DNA polymerase II is a type of DNA polymerase: a category of enzymes that synthesize identical copies of existing DNA, allowing dividing cells to pass this genetic information on to their daughter cells. DNA polymerase II is found only in prokaryotes, or unicellular organisms, such as archaea, and simple bacteria that lack membrane-bound nuclei and organelles.
Prokaryotes have five known types of DNA polymerases, numbered I to V. DNA polymerases replicate DNA by synthesizing sequences of nucleotides, the molecular components of DNA. There are only four types of nucleotides in DNA. The specific order of these nucleotides is the genetic code that controls the creation, maintenance and operation of all living cells. DNA polymerases read the order of these nucleotides and copy them exactly to create new strands of DNA.
DNA polymerase II was discovered in E. coli bacteria by Thomas Kornberg in 1970. DNA polymerase II supports the activity of DNA polymerase III, which is the principal DNA-replicating enzyme in prokaryotes.
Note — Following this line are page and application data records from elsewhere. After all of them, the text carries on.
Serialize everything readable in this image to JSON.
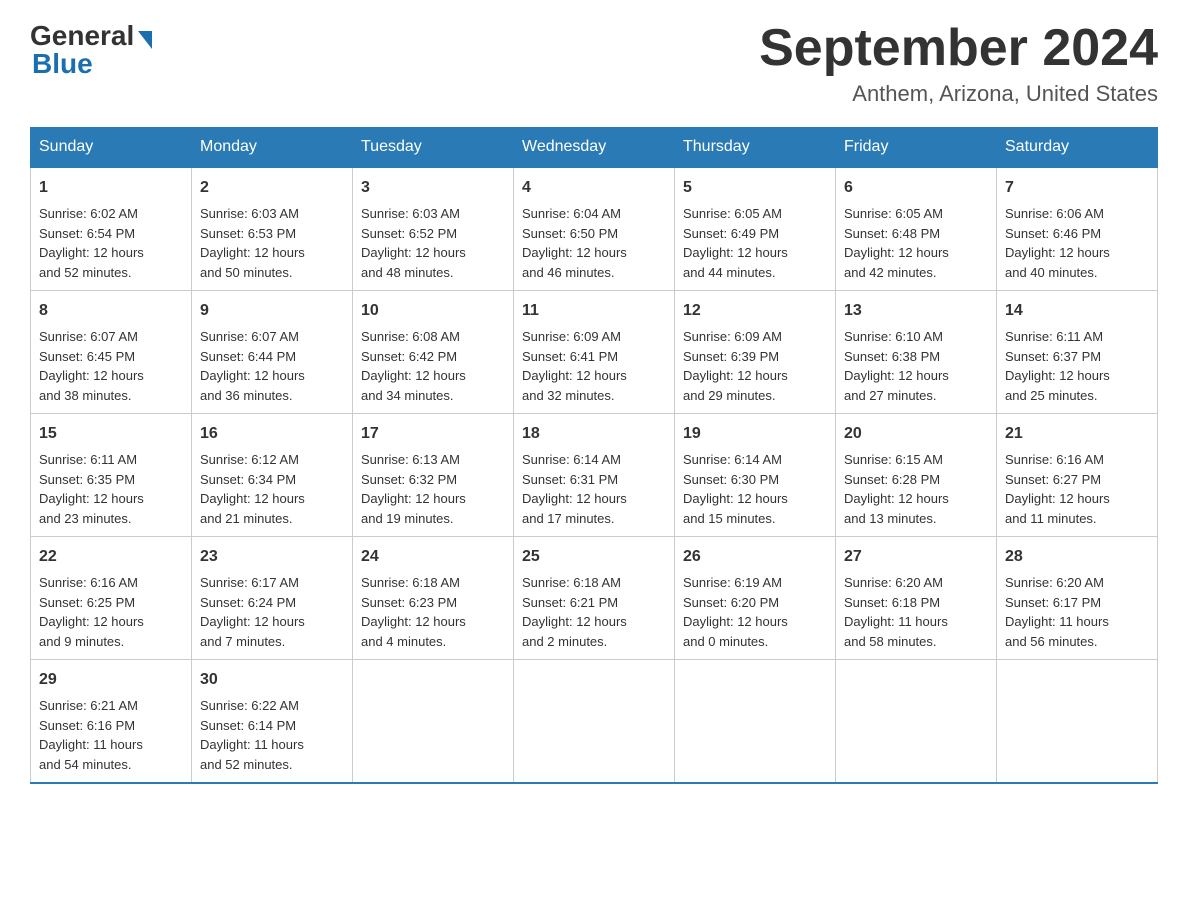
{
  "header": {
    "logo_general": "General",
    "logo_blue": "Blue",
    "title": "September 2024",
    "subtitle": "Anthem, Arizona, United States"
  },
  "days_of_week": [
    "Sunday",
    "Monday",
    "Tuesday",
    "Wednesday",
    "Thursday",
    "Friday",
    "Saturday"
  ],
  "weeks": [
    [
      {
        "day": "1",
        "sunrise": "6:02 AM",
        "sunset": "6:54 PM",
        "daylight": "12 hours and 52 minutes."
      },
      {
        "day": "2",
        "sunrise": "6:03 AM",
        "sunset": "6:53 PM",
        "daylight": "12 hours and 50 minutes."
      },
      {
        "day": "3",
        "sunrise": "6:03 AM",
        "sunset": "6:52 PM",
        "daylight": "12 hours and 48 minutes."
      },
      {
        "day": "4",
        "sunrise": "6:04 AM",
        "sunset": "6:50 PM",
        "daylight": "12 hours and 46 minutes."
      },
      {
        "day": "5",
        "sunrise": "6:05 AM",
        "sunset": "6:49 PM",
        "daylight": "12 hours and 44 minutes."
      },
      {
        "day": "6",
        "sunrise": "6:05 AM",
        "sunset": "6:48 PM",
        "daylight": "12 hours and 42 minutes."
      },
      {
        "day": "7",
        "sunrise": "6:06 AM",
        "sunset": "6:46 PM",
        "daylight": "12 hours and 40 minutes."
      }
    ],
    [
      {
        "day": "8",
        "sunrise": "6:07 AM",
        "sunset": "6:45 PM",
        "daylight": "12 hours and 38 minutes."
      },
      {
        "day": "9",
        "sunrise": "6:07 AM",
        "sunset": "6:44 PM",
        "daylight": "12 hours and 36 minutes."
      },
      {
        "day": "10",
        "sunrise": "6:08 AM",
        "sunset": "6:42 PM",
        "daylight": "12 hours and 34 minutes."
      },
      {
        "day": "11",
        "sunrise": "6:09 AM",
        "sunset": "6:41 PM",
        "daylight": "12 hours and 32 minutes."
      },
      {
        "day": "12",
        "sunrise": "6:09 AM",
        "sunset": "6:39 PM",
        "daylight": "12 hours and 29 minutes."
      },
      {
        "day": "13",
        "sunrise": "6:10 AM",
        "sunset": "6:38 PM",
        "daylight": "12 hours and 27 minutes."
      },
      {
        "day": "14",
        "sunrise": "6:11 AM",
        "sunset": "6:37 PM",
        "daylight": "12 hours and 25 minutes."
      }
    ],
    [
      {
        "day": "15",
        "sunrise": "6:11 AM",
        "sunset": "6:35 PM",
        "daylight": "12 hours and 23 minutes."
      },
      {
        "day": "16",
        "sunrise": "6:12 AM",
        "sunset": "6:34 PM",
        "daylight": "12 hours and 21 minutes."
      },
      {
        "day": "17",
        "sunrise": "6:13 AM",
        "sunset": "6:32 PM",
        "daylight": "12 hours and 19 minutes."
      },
      {
        "day": "18",
        "sunrise": "6:14 AM",
        "sunset": "6:31 PM",
        "daylight": "12 hours and 17 minutes."
      },
      {
        "day": "19",
        "sunrise": "6:14 AM",
        "sunset": "6:30 PM",
        "daylight": "12 hours and 15 minutes."
      },
      {
        "day": "20",
        "sunrise": "6:15 AM",
        "sunset": "6:28 PM",
        "daylight": "12 hours and 13 minutes."
      },
      {
        "day": "21",
        "sunrise": "6:16 AM",
        "sunset": "6:27 PM",
        "daylight": "12 hours and 11 minutes."
      }
    ],
    [
      {
        "day": "22",
        "sunrise": "6:16 AM",
        "sunset": "6:25 PM",
        "daylight": "12 hours and 9 minutes."
      },
      {
        "day": "23",
        "sunrise": "6:17 AM",
        "sunset": "6:24 PM",
        "daylight": "12 hours and 7 minutes."
      },
      {
        "day": "24",
        "sunrise": "6:18 AM",
        "sunset": "6:23 PM",
        "daylight": "12 hours and 4 minutes."
      },
      {
        "day": "25",
        "sunrise": "6:18 AM",
        "sunset": "6:21 PM",
        "daylight": "12 hours and 2 minutes."
      },
      {
        "day": "26",
        "sunrise": "6:19 AM",
        "sunset": "6:20 PM",
        "daylight": "12 hours and 0 minutes."
      },
      {
        "day": "27",
        "sunrise": "6:20 AM",
        "sunset": "6:18 PM",
        "daylight": "11 hours and 58 minutes."
      },
      {
        "day": "28",
        "sunrise": "6:20 AM",
        "sunset": "6:17 PM",
        "daylight": "11 hours and 56 minutes."
      }
    ],
    [
      {
        "day": "29",
        "sunrise": "6:21 AM",
        "sunset": "6:16 PM",
        "daylight": "11 hours and 54 minutes."
      },
      {
        "day": "30",
        "sunrise": "6:22 AM",
        "sunset": "6:14 PM",
        "daylight": "11 hours and 52 minutes."
      },
      null,
      null,
      null,
      null,
      null
    ]
  ],
  "labels": {
    "sunrise": "Sunrise:",
    "sunset": "Sunset:",
    "daylight": "Daylight:"
  }
}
If damaged DNA stalls the progress of DNA polymerase III, DNA polymerase II plays a part in reinitiating synthesis at a different point in the DNA strand, allowing DNA polymerase III to continue replication beyond the damaged area.
DNA polymerase II also checks newly synthesized strands of DNA for accuracy. If there are any errors in replication, DNA polymerase II removes and discards the segment of inaccurate DNA.